---- Data listing

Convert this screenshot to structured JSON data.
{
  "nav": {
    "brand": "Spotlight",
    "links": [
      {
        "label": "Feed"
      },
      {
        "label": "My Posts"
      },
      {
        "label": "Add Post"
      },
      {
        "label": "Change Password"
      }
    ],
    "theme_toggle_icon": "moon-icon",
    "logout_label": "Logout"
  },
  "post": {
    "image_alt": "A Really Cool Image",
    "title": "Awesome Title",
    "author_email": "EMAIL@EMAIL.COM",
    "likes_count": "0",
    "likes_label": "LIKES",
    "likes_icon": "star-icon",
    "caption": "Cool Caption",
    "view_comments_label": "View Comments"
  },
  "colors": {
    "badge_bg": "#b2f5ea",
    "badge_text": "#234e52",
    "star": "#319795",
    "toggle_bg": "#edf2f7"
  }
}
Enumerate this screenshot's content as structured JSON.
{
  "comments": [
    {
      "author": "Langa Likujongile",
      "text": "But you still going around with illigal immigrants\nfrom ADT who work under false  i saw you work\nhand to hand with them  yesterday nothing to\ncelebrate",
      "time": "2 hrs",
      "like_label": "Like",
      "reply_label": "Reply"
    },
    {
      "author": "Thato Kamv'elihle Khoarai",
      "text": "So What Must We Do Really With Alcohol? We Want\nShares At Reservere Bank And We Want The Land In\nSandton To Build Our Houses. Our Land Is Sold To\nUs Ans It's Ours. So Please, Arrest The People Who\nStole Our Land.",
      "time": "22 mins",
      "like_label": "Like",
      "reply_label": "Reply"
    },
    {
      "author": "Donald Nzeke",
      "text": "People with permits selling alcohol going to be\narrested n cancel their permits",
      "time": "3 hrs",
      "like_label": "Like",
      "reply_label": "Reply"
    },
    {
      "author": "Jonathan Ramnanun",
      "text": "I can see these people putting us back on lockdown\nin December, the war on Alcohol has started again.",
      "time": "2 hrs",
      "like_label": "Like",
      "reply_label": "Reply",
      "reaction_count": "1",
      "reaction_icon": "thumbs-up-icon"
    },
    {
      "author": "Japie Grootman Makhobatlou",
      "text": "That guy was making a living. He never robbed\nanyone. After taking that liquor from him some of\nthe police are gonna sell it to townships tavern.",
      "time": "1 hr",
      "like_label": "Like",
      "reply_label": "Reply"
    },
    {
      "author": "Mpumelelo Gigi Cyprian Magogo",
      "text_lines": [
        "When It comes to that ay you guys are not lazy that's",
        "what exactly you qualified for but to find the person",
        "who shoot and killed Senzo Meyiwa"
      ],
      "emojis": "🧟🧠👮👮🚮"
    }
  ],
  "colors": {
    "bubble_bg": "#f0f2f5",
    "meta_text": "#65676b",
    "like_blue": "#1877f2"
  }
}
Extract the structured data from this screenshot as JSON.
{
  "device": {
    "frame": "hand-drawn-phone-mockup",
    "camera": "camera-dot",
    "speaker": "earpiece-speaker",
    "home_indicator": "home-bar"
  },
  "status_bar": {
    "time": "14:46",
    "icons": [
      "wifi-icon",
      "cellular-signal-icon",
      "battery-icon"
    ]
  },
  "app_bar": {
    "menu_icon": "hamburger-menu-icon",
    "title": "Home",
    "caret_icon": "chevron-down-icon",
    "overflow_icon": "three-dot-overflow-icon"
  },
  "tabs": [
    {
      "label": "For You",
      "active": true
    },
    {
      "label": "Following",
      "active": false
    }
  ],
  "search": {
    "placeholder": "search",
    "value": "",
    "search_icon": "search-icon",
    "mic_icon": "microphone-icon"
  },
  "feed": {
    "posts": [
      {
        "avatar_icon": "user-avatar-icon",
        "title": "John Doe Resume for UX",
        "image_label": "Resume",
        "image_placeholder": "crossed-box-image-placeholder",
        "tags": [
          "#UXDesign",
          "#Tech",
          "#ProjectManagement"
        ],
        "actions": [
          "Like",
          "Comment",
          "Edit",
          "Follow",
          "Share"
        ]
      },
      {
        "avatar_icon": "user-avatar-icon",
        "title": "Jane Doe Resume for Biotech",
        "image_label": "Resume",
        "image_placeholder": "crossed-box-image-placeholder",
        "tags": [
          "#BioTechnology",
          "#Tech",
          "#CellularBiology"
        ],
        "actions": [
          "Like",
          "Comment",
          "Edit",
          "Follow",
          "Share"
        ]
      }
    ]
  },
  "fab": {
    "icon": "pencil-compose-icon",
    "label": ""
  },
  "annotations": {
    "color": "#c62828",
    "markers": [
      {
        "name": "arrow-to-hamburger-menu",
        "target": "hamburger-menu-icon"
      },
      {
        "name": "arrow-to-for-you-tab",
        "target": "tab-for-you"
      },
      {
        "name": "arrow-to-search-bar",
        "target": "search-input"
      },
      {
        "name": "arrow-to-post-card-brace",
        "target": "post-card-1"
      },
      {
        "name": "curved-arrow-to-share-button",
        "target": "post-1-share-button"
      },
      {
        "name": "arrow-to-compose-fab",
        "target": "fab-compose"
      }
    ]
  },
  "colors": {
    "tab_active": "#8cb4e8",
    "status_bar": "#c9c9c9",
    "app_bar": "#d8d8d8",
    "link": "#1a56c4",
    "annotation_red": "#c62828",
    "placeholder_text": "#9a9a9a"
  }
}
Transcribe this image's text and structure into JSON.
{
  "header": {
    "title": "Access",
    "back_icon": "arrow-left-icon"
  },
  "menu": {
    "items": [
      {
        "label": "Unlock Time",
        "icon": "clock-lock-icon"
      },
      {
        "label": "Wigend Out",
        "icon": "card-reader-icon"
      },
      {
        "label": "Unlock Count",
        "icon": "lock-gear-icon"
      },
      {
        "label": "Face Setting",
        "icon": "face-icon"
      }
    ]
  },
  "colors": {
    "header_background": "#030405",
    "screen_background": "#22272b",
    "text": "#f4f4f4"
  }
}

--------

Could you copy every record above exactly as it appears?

Convert this screenshot to structured JSON data.
{
  "nav": {
    "brand": "Spotlight",
    "links": [
      {
        "label": "Feed"
      },
      {
        "label": "My Posts"
      },
      {
        "label": "Add Post"
      },
      {
        "label": "Change Password"
      }
    ],
    "theme_toggle_icon": "moon-icon",
    "logout_label": "Logout"
  },
  "post": {
    "image_alt": "A Really Cool Image",
    "title": "Awesome Title",
    "author_email": "EMAIL@EMAIL.COM",
    "likes_count": "0",
    "likes_label": "LIKES",
    "likes_icon": "star-icon",
    "caption": "Cool Caption",
    "view_comments_label": "View Comments"
  },
  "colors": {
    "badge_bg": "#b2f5ea",
    "badge_text": "#234e52",
    "star": "#319795",
    "toggle_bg": "#edf2f7"
  }
}
Enumerate this screenshot's content as structured JSON.
{
  "comments": [
    {
      "author": "Langa Likujongile",
      "text": "But you still going around with illigal immigrants\nfrom ADT who work under false  i saw you work\nhand to hand with them  yesterday nothing to\ncelebrate",
      "time": "2 hrs",
      "like_label": "Like",
      "reply_label": "Reply"
    },
    {
      "author": "Thato Kamv'elihle Khoarai",
      "text": "So What Must We Do Really With Alcohol? We Want\nShares At Reservere Bank And We Want The Land In\nSandton To Build Our Houses. Our Land Is Sold To\nUs Ans It's Ours. So Please, Arrest The People Who\nStole Our Land.",
      "time": "22 mins",
      "like_label": "Like",
      "reply_label": "Reply"
    },
    {
      "author": "Donald Nzeke",
      "text": "People with permits selling alcohol going to be\narrested n cancel their permits",
      "time": "3 hrs",
      "like_label": "Like",
      "reply_label": "Reply"
    },
    {
      "author": "Jonathan Ramnanun",
      "text": "I can see these people putting us back on lockdown\nin December, the war on Alcohol has started again.",
      "time": "2 hrs",
      "like_label": "Like",
      "reply_label": "Reply",
      "reaction_count": "1",
      "reaction_icon": "thumbs-up-icon"
    },
    {
      "author": "Japie Grootman Makhobatlou",
      "text": "That guy was making a living. He never robbed\nanyone. After taking that liquor from him some of\nthe police are gonna sell it to townships tavern.",
      "time": "1 hr",
      "like_label": "Like",
      "reply_label": "Reply"
    },
    {
      "author": "Mpumelelo Gigi Cyprian Magogo",
      "text_lines": [
        "When It comes to that ay you guys are not lazy that's",
        "what exactly you qualified for but to find the person",
        "who shoot and killed Senzo Meyiwa"
      ],
      "emojis": "🧟🧠👮👮🚮"
    }
  ],
  "colors": {
    "bubble_bg": "#f0f2f5",
    "meta_text": "#65676b",
    "like_blue": "#1877f2"
  }
}
Extract the structured data from this screenshot as JSON.
{
  "device": {
    "frame": "hand-drawn-phone-mockup",
    "camera": "camera-dot",
    "speaker": "earpiece-speaker",
    "home_indicator": "home-bar"
  },
  "status_bar": {
    "time": "14:46",
    "icons": [
      "wifi-icon",
      "cellular-signal-icon",
      "battery-icon"
    ]
  },
  "app_bar": {
    "menu_icon": "hamburger-menu-icon",
    "title": "Home",
    "caret_icon": "chevron-down-icon",
    "overflow_icon": "three-dot-overflow-icon"
  },
  "tabs": [
    {
      "label": "For You",
      "active": true
    },
    {
      "label": "Following",
      "active": false
    }
  ],
  "search": {
    "placeholder": "search",
    "value": "",
    "search_icon": "search-icon",
    "mic_icon": "microphone-icon"
  },
  "feed": {
    "posts": [
      {
        "avatar_icon": "user-avatar-icon",
        "title": "John Doe Resume for UX",
        "image_label": "Resume",
        "image_placeholder": "crossed-box-image-placeholder",
        "tags": [
          "#UXDesign",
          "#Tech",
          "#ProjectManagement"
        ],
        "actions": [
          "Like",
          "Comment",
          "Edit",
          "Follow",
          "Share"
        ]
      },
      {
        "avatar_icon": "user-avatar-icon",
        "title": "Jane Doe Resume for Biotech",
        "image_label": "Resume",
        "image_placeholder": "crossed-box-image-placeholder",
        "tags": [
          "#BioTechnology",
          "#Tech",
          "#CellularBiology"
        ],
        "actions": [
          "Like",
          "Comment",
          "Edit",
          "Follow",
          "Share"
        ]
      }
    ]
  },
  "fab": {
    "icon": "pencil-compose-icon",
    "label": ""
  },
  "annotations": {
    "color": "#c62828",
    "markers": [
      {
        "name": "arrow-to-hamburger-menu",
        "target": "hamburger-menu-icon"
      },
      {
        "name": "arrow-to-for-you-tab",
        "target": "tab-for-you"
      },
      {
        "name": "arrow-to-search-bar",
        "target": "search-input"
      },
      {
        "name": "arrow-to-post-card-brace",
        "target": "post-card-1"
      },
      {
        "name": "curved-arrow-to-share-button",
        "target": "post-1-share-button"
      },
      {
        "name": "arrow-to-compose-fab",
        "target": "fab-compose"
      }
    ]
  },
  "colors": {
    "tab_active": "#8cb4e8",
    "status_bar": "#c9c9c9",
    "app_bar": "#d8d8d8",
    "link": "#1a56c4",
    "annotation_red": "#c62828",
    "placeholder_text": "#9a9a9a"
  }
}
Transcribe this image's text and structure into JSON.
{
  "header": {
    "title": "Access",
    "back_icon": "arrow-left-icon"
  },
  "menu": {
    "items": [
      {
        "label": "Unlock Time",
        "icon": "clock-lock-icon"
      },
      {
        "label": "Wigend Out",
        "icon": "card-reader-icon"
      },
      {
        "label": "Unlock Count",
        "icon": "lock-gear-icon"
      },
      {
        "label": "Face Setting",
        "icon": "face-icon"
      }
    ]
  },
  "colors": {
    "header_background": "#030405",
    "screen_background": "#22272b",
    "text": "#f4f4f4"
  }
}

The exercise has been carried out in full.